During the 1992 presidential campaign, H. Ross Perot used the phrase "that giant sucking sound" to describe what he feared would be a rush of American jobs into Mexico should the U.S. approve the North American Free Trade Agreement.
In Indiana's 2006 economy, "that giant sucking sound" describes the rush of Indiana talent across the state line to anywhere but here.
In a phenomenon known as the "brain drain," Indiana exports more young talent than it imports.
But suppose we reversed the flow?
Suppose some of the young intellects at our universities got a thorough look-see beyond campus?
Suppose they got a healthy dose of Hoosier hospitality?
Suppose they could translate our native niceness into a sense of connectedness in a too-often isolated world?
Suppose they discovered they could quickly get involved in shaping their world, influencing organizations and advancing causes, rather than playing pawn until they were 40 or 50 in some major metropolis?
Suppose they found people like themselves-genuine people preferring simpler lives without all the gloss and hype of a bottled brand?
If they discovered that, might it increase the odds they'd forego the mountains, oceans and skyscrapers to stick around? And even if they left to get their fill of such stuff, might they be more likely to one day return?
Back in 2003, Lilly Endowment Inc. wagered that Hoosier higher education could play a critical role in such a strategy. So it approved grants totaling $40 million toward that end. That five-year funding, ranging from $750,000 to $5.5 million per institution, was awarded to 37 Indiana colleges and universities, based on enrollment.
The Endowment said the grant recipients were to "design programs that would provide educational experiences and help identify and develop economic opportunities- internships, work experiences and ultimately jobs-to help reverse the pull on Indiana's pool of young talent."
One of those grants went to Butler University in Indianapolis.
Butler used part of that $750,000 to keep Monticello, Ind., native and former Butler basketball player Julie Schrader on Hoosier soil.
Now Schrader's running a summer "brain gain" program designed to encourage Butler students to stay in Indiana after they graduate-or, at minimum, to plant a positive first impression so they might, one day, return.
Now in its second year, Schrader's Summer Brain Gain Program provides discounted campus housing to 21 Butler students-mostly sophomores and juniors from outside the city or state (one's from Australia)-while they do internships or other experiential learning.
In addition to formal learning, the students attend eight off-campus events that expose them to Indianapolis culture, sports, professional networks and more.
Schrader said the program is designed to get students off campus and into a city they too seldom explore during the school year.
"We call it the Butler Bubble," said Schrader, who attributes that isolation not to elitism, but economics. "It's often because students don't have the money, resources or time to get off campus and see Indianapolis," she said.
By tapping Butler's Lilly Endowment grant, negotiating discounts and forming partnerships with other organizations, Schrader removes the fiscal restraint and gives students a new perspective on the Circle City.
As one participant in last year's program put it, "Butler has been my home since my freshman year, but Indianapolis didn't become my home until this summer."
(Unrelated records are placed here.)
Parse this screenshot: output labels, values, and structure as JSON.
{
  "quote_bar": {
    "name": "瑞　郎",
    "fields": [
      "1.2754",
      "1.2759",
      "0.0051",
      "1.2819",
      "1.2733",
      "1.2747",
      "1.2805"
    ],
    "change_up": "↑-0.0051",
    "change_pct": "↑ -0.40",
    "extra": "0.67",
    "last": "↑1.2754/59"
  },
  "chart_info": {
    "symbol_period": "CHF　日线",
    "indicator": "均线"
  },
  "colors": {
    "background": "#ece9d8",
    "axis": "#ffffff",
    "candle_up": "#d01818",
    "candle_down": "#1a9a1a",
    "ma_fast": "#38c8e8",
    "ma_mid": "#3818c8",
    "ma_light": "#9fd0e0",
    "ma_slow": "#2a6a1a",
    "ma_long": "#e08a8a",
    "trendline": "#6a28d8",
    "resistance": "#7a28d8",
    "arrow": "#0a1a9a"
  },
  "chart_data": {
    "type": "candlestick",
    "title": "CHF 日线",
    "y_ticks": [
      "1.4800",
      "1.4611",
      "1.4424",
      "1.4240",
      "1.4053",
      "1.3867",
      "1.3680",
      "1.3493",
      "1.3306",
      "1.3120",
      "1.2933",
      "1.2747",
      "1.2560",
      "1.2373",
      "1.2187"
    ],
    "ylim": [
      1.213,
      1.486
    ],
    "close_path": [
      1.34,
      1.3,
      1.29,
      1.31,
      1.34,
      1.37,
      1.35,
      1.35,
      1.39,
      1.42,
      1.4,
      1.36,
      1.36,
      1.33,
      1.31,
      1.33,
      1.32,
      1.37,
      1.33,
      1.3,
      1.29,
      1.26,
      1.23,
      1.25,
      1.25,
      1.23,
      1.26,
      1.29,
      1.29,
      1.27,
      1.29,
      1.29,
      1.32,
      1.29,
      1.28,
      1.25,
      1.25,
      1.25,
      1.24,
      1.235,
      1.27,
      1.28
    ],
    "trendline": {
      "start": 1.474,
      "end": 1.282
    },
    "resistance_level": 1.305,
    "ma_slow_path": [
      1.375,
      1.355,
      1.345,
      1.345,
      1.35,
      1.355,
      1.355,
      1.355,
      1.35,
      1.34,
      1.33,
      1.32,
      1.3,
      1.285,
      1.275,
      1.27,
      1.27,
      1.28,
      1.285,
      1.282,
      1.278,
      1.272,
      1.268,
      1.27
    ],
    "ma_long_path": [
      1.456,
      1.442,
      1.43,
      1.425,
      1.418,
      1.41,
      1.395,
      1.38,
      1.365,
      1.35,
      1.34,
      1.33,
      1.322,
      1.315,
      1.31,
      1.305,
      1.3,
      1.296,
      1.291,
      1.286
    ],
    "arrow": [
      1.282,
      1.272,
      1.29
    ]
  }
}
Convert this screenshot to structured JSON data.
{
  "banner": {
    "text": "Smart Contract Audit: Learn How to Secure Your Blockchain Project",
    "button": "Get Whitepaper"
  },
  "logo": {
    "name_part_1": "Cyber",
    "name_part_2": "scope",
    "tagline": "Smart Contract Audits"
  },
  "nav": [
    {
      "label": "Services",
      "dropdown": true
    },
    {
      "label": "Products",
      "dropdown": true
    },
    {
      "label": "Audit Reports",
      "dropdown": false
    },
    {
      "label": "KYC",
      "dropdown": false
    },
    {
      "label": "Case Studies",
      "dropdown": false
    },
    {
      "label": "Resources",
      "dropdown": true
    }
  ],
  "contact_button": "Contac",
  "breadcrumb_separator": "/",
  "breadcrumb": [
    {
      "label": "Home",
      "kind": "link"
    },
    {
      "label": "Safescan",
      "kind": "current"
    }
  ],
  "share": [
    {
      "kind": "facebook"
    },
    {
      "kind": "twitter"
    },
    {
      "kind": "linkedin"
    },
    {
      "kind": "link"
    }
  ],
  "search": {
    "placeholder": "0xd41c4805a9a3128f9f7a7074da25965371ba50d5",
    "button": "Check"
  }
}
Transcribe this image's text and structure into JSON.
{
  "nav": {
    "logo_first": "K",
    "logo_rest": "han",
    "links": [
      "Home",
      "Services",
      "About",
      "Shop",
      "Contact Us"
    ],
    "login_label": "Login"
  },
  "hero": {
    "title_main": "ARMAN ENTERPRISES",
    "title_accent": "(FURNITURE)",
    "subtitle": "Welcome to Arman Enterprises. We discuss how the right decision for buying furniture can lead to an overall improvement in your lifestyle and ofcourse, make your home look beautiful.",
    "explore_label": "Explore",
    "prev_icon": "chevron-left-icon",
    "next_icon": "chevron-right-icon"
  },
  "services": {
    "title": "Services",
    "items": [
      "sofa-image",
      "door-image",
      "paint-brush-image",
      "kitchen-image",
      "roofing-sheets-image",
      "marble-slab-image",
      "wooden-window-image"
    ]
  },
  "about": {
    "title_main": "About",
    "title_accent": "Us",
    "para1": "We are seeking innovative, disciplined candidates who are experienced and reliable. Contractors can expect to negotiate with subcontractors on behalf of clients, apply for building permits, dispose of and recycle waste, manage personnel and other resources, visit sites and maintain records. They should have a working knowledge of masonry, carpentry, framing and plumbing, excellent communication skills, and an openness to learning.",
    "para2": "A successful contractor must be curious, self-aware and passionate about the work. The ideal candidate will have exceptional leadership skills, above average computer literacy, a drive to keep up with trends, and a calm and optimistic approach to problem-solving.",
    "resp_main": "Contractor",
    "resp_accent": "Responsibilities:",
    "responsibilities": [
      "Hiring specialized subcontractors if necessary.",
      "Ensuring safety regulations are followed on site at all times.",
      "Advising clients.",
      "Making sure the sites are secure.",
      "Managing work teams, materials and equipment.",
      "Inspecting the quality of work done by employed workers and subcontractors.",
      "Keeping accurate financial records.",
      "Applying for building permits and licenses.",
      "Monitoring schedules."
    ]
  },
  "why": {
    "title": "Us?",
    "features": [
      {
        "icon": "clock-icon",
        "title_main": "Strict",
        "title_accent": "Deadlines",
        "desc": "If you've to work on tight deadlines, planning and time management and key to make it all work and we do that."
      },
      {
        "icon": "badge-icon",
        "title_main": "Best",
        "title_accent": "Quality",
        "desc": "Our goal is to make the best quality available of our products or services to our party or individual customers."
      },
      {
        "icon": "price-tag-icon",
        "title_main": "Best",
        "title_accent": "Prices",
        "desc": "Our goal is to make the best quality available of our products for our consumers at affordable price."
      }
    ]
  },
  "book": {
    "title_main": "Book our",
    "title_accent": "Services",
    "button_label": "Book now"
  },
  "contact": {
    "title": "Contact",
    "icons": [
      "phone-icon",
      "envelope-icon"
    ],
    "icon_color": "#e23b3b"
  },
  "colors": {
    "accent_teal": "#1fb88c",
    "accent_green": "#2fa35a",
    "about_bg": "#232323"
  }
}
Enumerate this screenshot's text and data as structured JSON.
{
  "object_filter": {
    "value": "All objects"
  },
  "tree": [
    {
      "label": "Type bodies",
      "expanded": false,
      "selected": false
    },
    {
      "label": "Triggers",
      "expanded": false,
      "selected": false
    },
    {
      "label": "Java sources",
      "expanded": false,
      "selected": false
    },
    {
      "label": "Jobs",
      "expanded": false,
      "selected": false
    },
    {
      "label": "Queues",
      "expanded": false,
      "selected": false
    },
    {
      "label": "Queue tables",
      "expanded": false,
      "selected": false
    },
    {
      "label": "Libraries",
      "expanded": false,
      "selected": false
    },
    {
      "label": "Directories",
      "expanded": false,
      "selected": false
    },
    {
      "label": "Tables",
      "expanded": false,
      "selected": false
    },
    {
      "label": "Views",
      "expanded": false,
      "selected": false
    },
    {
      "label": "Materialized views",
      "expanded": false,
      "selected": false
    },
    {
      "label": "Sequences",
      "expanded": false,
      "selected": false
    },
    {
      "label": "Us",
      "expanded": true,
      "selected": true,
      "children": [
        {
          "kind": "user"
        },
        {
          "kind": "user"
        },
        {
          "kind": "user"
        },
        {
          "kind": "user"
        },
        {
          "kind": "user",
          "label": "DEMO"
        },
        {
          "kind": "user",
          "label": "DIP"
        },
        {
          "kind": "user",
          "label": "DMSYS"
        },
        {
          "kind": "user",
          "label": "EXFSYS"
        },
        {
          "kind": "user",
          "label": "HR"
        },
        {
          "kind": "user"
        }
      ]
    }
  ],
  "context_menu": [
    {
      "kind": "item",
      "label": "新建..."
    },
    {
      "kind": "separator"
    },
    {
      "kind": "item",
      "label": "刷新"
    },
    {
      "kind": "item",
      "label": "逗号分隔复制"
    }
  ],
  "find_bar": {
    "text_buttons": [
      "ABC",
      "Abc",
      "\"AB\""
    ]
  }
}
Schrader knows she faces big barriers: Students who think Indiana is boring, students who think the best opportunities aren't here, students seeking corporate headquarters jobs that are few and far between in Indiana.
But by showing participants fast-growing, small-to-medium-sized businesses, making connections with employers, and opening the door to community involvement, she hopes to put Indiana "on their radar screen."
And mostly, there's her secret weapon: Connecting students with like-minded people who come to matter in their lives.
"Even if they don't stay here," Schrader said, "they've made that connection with someone who knows someone who knows someone. That will make them better leaders in the work force when they graduate and better ambassadors for Indianapolis."
On June 8, from 5:30 to 7:30 p.m., Butler will work with two other organizations-the IndyHub young professionals group and Indiana INTERnet-to stage Get Indy-volved!, a networking event at Murat Centre's Corinthian Hall.
Get Indy-volved! is billed as a chance to "mix and mingle ... and learn more about the endless opportunities the Circle City has to offer."
In short, Schrader and her cohorts are battling other places' dazzling amenities with livability and human connections.
"We can't compete with mountains and oceans," said IndyHub Executive Director Molly Chalmers. "But we can compete if we have companies that let their young professionals have a say, and community mentors who take young people under their wings and people with connections who are willing to share them with newcomers."
If you want to engage in any of the above, you're invited to strut your stuff at Murat Centre Thursday night.
Hetrick is president and CEO of Hetrick Communications Inc., an Indianapolis-based public relations and marketing communications firm. His column appears weekly. To comment on this column, go to IBJ Forum at www.ibj.comor send e-mail to email@example.com.